- Problem details: Line by line, copy out the entries exactly and leave the pictures behind.

Dataset entries:
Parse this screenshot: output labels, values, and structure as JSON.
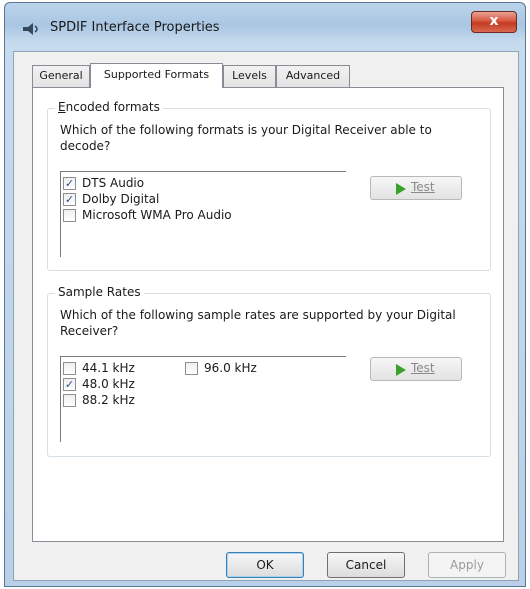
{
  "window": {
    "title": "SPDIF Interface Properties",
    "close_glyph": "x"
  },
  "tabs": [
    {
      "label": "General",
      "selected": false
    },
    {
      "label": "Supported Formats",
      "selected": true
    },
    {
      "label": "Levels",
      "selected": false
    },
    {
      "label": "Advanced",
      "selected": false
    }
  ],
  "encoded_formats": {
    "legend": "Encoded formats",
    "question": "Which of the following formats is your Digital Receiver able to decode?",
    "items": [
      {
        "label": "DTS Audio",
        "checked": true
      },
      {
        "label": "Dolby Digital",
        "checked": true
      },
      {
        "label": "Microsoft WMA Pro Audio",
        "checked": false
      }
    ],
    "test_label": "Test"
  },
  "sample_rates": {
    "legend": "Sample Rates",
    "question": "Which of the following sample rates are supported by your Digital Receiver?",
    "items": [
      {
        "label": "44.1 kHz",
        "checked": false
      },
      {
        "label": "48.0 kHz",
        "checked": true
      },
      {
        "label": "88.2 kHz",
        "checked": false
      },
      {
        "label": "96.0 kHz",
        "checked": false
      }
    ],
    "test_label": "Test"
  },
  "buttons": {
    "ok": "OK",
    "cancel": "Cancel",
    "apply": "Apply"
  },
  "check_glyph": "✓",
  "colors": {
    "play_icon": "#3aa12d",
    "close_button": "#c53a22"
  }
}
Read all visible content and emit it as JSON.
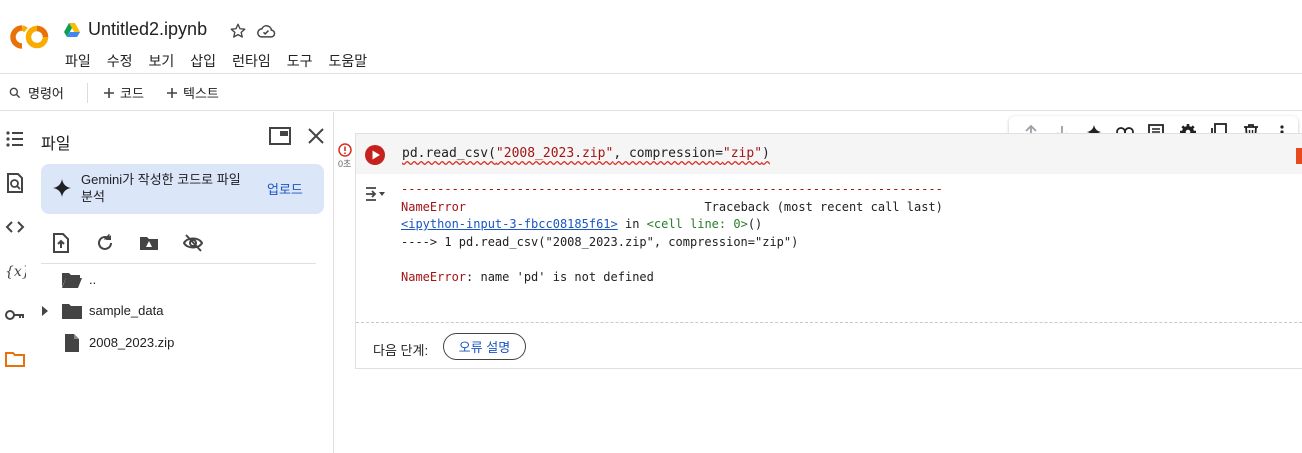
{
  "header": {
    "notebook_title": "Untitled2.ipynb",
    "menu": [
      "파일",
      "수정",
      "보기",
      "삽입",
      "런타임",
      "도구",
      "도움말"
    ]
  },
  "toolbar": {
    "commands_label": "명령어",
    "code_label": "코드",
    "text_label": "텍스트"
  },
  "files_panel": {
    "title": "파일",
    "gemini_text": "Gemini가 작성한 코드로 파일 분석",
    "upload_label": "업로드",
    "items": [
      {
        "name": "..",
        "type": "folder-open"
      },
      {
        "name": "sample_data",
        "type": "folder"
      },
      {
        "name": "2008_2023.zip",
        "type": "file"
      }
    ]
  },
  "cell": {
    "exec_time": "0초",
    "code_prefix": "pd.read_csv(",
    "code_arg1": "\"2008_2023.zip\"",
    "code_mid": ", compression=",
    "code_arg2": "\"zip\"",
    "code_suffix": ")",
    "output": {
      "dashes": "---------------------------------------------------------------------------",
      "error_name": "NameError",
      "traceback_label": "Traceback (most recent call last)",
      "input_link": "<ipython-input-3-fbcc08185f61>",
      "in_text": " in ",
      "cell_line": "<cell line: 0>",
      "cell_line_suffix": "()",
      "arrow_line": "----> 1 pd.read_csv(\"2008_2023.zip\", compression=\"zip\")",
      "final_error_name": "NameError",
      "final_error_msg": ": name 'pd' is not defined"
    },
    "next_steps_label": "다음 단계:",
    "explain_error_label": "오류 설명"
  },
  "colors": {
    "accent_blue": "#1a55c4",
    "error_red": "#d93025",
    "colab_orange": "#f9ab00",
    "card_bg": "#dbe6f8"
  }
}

- Reply:
Parse this screenshot: output labels, values, and structure as JSON.
{
  "window": {
    "title": "SPDIF Interface Properties",
    "close_glyph": "x"
  },
  "tabs": [
    {
      "label": "General",
      "selected": false
    },
    {
      "label": "Supported Formats",
      "selected": true
    },
    {
      "label": "Levels",
      "selected": false
    },
    {
      "label": "Advanced",
      "selected": false
    }
  ],
  "encoded_formats": {
    "legend": "Encoded formats",
    "question": "Which of the following formats is your Digital Receiver able to decode?",
    "items": [
      {
        "label": "DTS Audio",
        "checked": true
      },
      {
        "label": "Dolby Digital",
        "checked": true
      },
      {
        "label": "Microsoft WMA Pro Audio",
        "checked": false
      }
    ],
    "test_label": "Test"
  },
  "sample_rates": {
    "legend": "Sample Rates",
    "question": "Which of the following sample rates are supported by your Digital Receiver?",
    "items": [
      {
        "label": "44.1 kHz",
        "checked": false
      },
      {
        "label": "48.0 kHz",
        "checked": true
      },
      {
        "label": "88.2 kHz",
        "checked": false
      },
      {
        "label": "96.0 kHz",
        "checked": false
      }
    ],
    "test_label": "Test"
  },
  "buttons": {
    "ok": "OK",
    "cancel": "Cancel",
    "apply": "Apply"
  },
  "check_glyph": "✓",
  "colors": {
    "play_icon": "#3aa12d",
    "close_button": "#c53a22"
  }
}
Read all visible content and emit it as JSON.
{
  "header": {
    "notebook_title": "Untitled2.ipynb",
    "menu": [
      "파일",
      "수정",
      "보기",
      "삽입",
      "런타임",
      "도구",
      "도움말"
    ]
  },
  "toolbar": {
    "commands_label": "명령어",
    "code_label": "코드",
    "text_label": "텍스트"
  },
  "files_panel": {
    "title": "파일",
    "gemini_text": "Gemini가 작성한 코드로 파일 분석",
    "upload_label": "업로드",
    "items": [
      {
        "name": "..",
        "type": "folder-open"
      },
      {
        "name": "sample_data",
        "type": "folder"
      },
      {
        "name": "2008_2023.zip",
        "type": "file"
      }
    ]
  },
  "cell": {
    "exec_time": "0초",
    "code_prefix": "pd.read_csv(",
    "code_arg1": "\"2008_2023.zip\"",
    "code_mid": ", compression=",
    "code_arg2": "\"zip\"",
    "code_suffix": ")",
    "output": {
      "dashes": "---------------------------------------------------------------------------",
      "error_name": "NameError",
      "traceback_label": "Traceback (most recent call last)",
      "input_link": "<ipython-input-3-fbcc08185f61>",
      "in_text": " in ",
      "cell_line": "<cell line: 0>",
      "cell_line_suffix": "()",
      "arrow_line": "----> 1 pd.read_csv(\"2008_2023.zip\", compression=\"zip\")",
      "final_error_name": "NameError",
      "final_error_msg": ": name 'pd' is not defined"
    },
    "next_steps_label": "다음 단계:",
    "explain_error_label": "오류 설명"
  },
  "colors": {
    "accent_blue": "#1a55c4",
    "error_red": "#d93025",
    "colab_orange": "#f9ab00",
    "card_bg": "#dbe6f8"
  }
}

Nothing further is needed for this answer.